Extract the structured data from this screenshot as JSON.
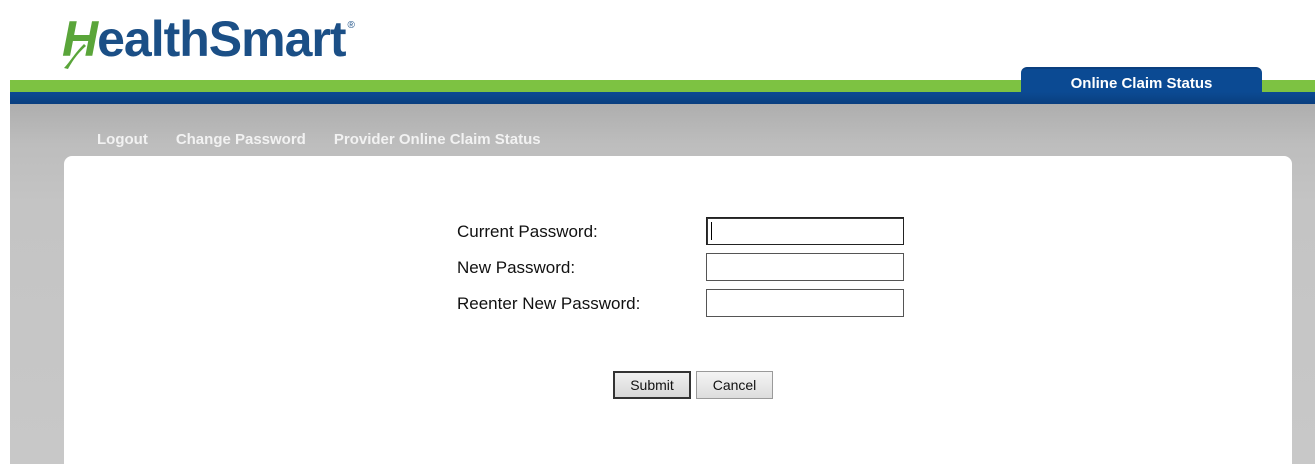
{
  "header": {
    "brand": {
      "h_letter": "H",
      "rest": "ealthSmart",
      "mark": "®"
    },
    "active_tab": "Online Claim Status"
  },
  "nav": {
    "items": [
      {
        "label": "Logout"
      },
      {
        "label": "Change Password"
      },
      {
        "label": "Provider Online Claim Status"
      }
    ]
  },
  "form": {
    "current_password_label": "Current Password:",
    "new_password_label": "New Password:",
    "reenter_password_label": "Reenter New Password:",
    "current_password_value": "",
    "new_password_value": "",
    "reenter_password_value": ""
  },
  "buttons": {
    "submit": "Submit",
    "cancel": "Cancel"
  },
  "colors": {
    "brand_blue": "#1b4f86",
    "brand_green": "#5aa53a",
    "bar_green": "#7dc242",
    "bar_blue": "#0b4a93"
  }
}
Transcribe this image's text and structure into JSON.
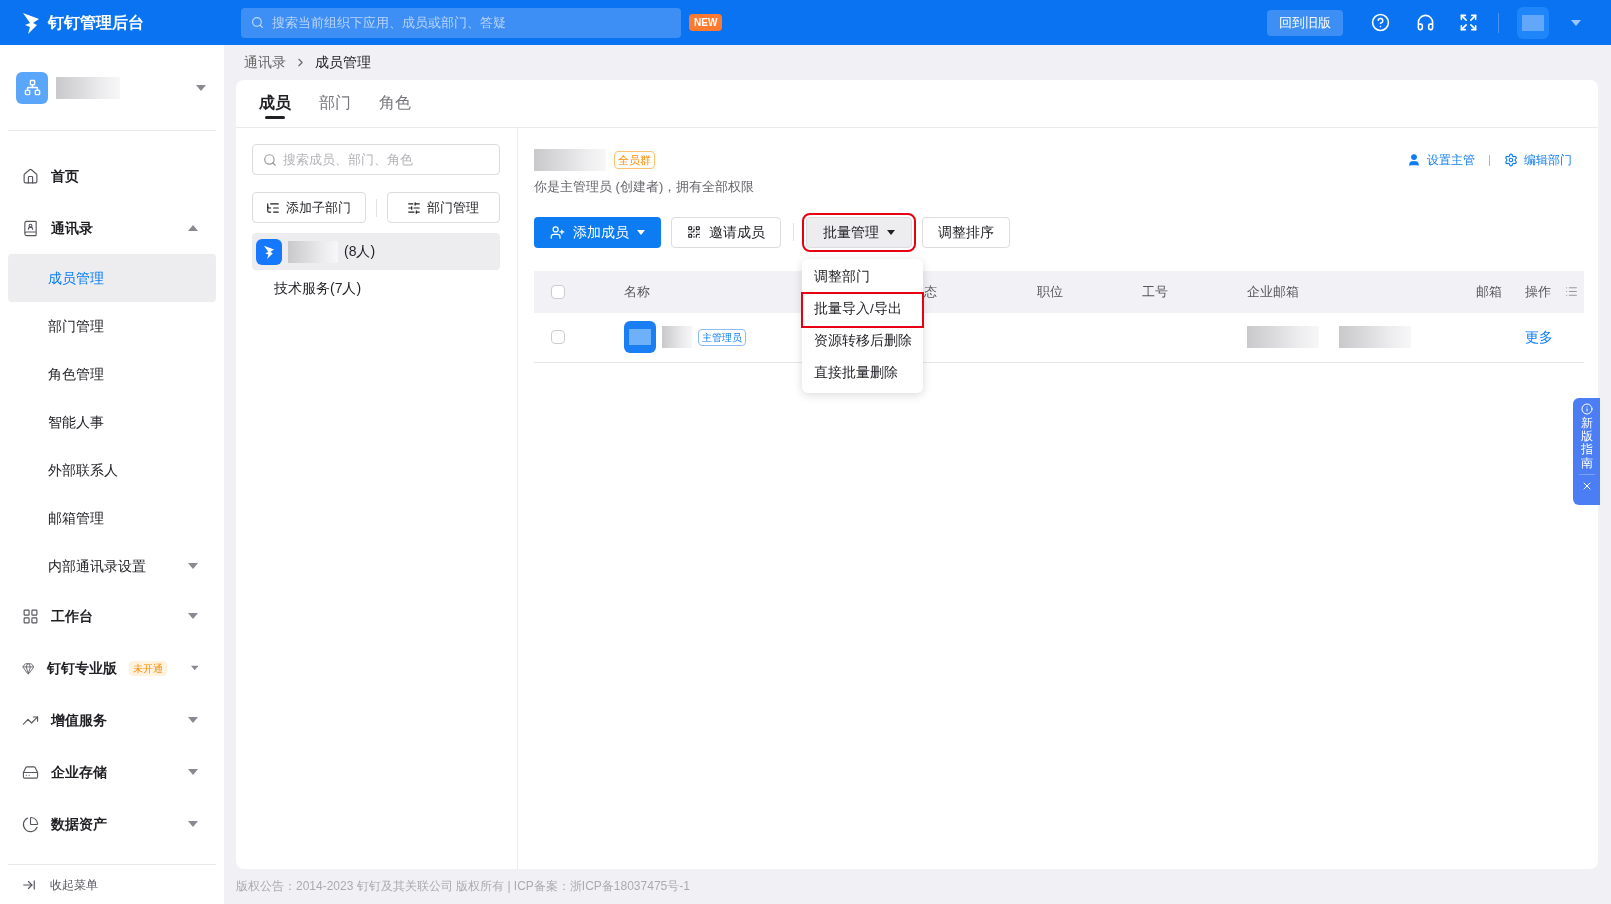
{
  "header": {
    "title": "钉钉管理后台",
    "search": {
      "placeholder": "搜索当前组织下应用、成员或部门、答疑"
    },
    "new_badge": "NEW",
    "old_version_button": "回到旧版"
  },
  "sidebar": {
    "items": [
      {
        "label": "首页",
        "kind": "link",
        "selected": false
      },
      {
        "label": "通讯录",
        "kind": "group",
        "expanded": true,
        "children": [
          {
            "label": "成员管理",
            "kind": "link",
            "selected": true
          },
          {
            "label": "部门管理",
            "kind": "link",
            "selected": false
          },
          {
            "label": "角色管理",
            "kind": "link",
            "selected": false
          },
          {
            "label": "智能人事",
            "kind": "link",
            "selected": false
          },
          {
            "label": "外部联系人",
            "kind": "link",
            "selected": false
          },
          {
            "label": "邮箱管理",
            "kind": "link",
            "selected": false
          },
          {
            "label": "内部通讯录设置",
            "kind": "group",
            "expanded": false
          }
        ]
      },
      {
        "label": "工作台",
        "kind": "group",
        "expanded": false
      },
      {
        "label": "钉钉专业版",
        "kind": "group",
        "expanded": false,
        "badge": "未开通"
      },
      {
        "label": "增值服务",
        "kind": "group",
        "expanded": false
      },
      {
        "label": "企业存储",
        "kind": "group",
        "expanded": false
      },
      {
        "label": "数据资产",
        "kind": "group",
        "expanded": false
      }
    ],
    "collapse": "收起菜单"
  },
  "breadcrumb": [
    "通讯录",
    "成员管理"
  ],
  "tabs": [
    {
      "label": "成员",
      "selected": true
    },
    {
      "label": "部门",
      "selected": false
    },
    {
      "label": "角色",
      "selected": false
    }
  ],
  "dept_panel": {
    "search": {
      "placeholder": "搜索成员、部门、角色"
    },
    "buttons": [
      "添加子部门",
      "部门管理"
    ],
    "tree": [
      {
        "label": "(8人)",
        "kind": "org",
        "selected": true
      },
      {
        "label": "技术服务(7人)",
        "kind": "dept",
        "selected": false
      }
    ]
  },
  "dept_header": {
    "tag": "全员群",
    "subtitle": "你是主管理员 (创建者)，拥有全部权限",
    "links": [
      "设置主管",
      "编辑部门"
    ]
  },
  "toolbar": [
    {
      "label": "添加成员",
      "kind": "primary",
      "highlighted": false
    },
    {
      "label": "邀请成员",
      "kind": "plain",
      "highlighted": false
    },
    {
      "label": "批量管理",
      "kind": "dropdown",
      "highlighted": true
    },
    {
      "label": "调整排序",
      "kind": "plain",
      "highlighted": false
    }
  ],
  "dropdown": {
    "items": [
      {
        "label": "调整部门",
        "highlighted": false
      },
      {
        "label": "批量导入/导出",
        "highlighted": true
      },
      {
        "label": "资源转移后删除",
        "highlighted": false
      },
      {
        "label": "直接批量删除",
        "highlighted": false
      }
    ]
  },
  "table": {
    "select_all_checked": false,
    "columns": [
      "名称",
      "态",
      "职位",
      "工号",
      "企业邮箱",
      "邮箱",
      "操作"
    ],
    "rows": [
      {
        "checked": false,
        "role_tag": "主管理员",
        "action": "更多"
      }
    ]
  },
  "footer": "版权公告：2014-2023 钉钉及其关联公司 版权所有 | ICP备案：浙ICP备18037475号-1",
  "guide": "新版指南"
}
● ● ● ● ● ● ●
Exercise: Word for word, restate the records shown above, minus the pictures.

Solution to this problem:
Extract the structured data from this screenshot as JSON.
{
  "header": {
    "brand": {
      "h_letter": "H",
      "rest": "ealthSmart",
      "mark": "®"
    },
    "active_tab": "Online Claim Status"
  },
  "nav": {
    "items": [
      {
        "label": "Logout"
      },
      {
        "label": "Change Password"
      },
      {
        "label": "Provider Online Claim Status"
      }
    ]
  },
  "form": {
    "current_password_label": "Current Password:",
    "new_password_label": "New Password:",
    "reenter_password_label": "Reenter New Password:",
    "current_password_value": "",
    "new_password_value": "",
    "reenter_password_value": ""
  },
  "buttons": {
    "submit": "Submit",
    "cancel": "Cancel"
  },
  "colors": {
    "brand_blue": "#1b4f86",
    "brand_green": "#5aa53a",
    "bar_green": "#7dc242",
    "bar_blue": "#0b4a93"
  }
}
Transcribe this image's text and structure into JSON.
{
  "header": {
    "title": "钉钉管理后台",
    "search": {
      "placeholder": "搜索当前组织下应用、成员或部门、答疑"
    },
    "new_badge": "NEW",
    "old_version_button": "回到旧版"
  },
  "sidebar": {
    "items": [
      {
        "label": "首页",
        "kind": "link",
        "selected": false
      },
      {
        "label": "通讯录",
        "kind": "group",
        "expanded": true,
        "children": [
          {
            "label": "成员管理",
            "kind": "link",
            "selected": true
          },
          {
            "label": "部门管理",
            "kind": "link",
            "selected": false
          },
          {
            "label": "角色管理",
            "kind": "link",
            "selected": false
          },
          {
            "label": "智能人事",
            "kind": "link",
            "selected": false
          },
          {
            "label": "外部联系人",
            "kind": "link",
            "selected": false
          },
          {
            "label": "邮箱管理",
            "kind": "link",
            "selected": false
          },
          {
            "label": "内部通讯录设置",
            "kind": "group",
            "expanded": false
          }
        ]
      },
      {
        "label": "工作台",
        "kind": "group",
        "expanded": false
      },
      {
        "label": "钉钉专业版",
        "kind": "group",
        "expanded": false,
        "badge": "未开通"
      },
      {
        "label": "增值服务",
        "kind": "group",
        "expanded": false
      },
      {
        "label": "企业存储",
        "kind": "group",
        "expanded": false
      },
      {
        "label": "数据资产",
        "kind": "group",
        "expanded": false
      }
    ],
    "collapse": "收起菜单"
  },
  "breadcrumb": [
    "通讯录",
    "成员管理"
  ],
  "tabs": [
    {
      "label": "成员",
      "selected": true
    },
    {
      "label": "部门",
      "selected": false
    },
    {
      "label": "角色",
      "selected": false
    }
  ],
  "dept_panel": {
    "search": {
      "placeholder": "搜索成员、部门、角色"
    },
    "buttons": [
      "添加子部门",
      "部门管理"
    ],
    "tree": [
      {
        "label": "(8人)",
        "kind": "org",
        "selected": true
      },
      {
        "label": "技术服务(7人)",
        "kind": "dept",
        "selected": false
      }
    ]
  },
  "dept_header": {
    "tag": "全员群",
    "subtitle": "你是主管理员 (创建者)，拥有全部权限",
    "links": [
      "设置主管",
      "编辑部门"
    ]
  },
  "toolbar": [
    {
      "label": "添加成员",
      "kind": "primary",
      "highlighted": false
    },
    {
      "label": "邀请成员",
      "kind": "plain",
      "highlighted": false
    },
    {
      "label": "批量管理",
      "kind": "dropdown",
      "highlighted": true
    },
    {
      "label": "调整排序",
      "kind": "plain",
      "highlighted": false
    }
  ],
  "dropdown": {
    "items": [
      {
        "label": "调整部门",
        "highlighted": false
      },
      {
        "label": "批量导入/导出",
        "highlighted": true
      },
      {
        "label": "资源转移后删除",
        "highlighted": false
      },
      {
        "label": "直接批量删除",
        "highlighted": false
      }
    ]
  },
  "table": {
    "select_all_checked": false,
    "columns": [
      "名称",
      "态",
      "职位",
      "工号",
      "企业邮箱",
      "邮箱",
      "操作"
    ],
    "rows": [
      {
        "checked": false,
        "role_tag": "主管理员",
        "action": "更多"
      }
    ]
  },
  "footer": "版权公告：2014-2023 钉钉及其关联公司 版权所有 | ICP备案：浙ICP备18037475号-1",
  "guide": "新版指南"
}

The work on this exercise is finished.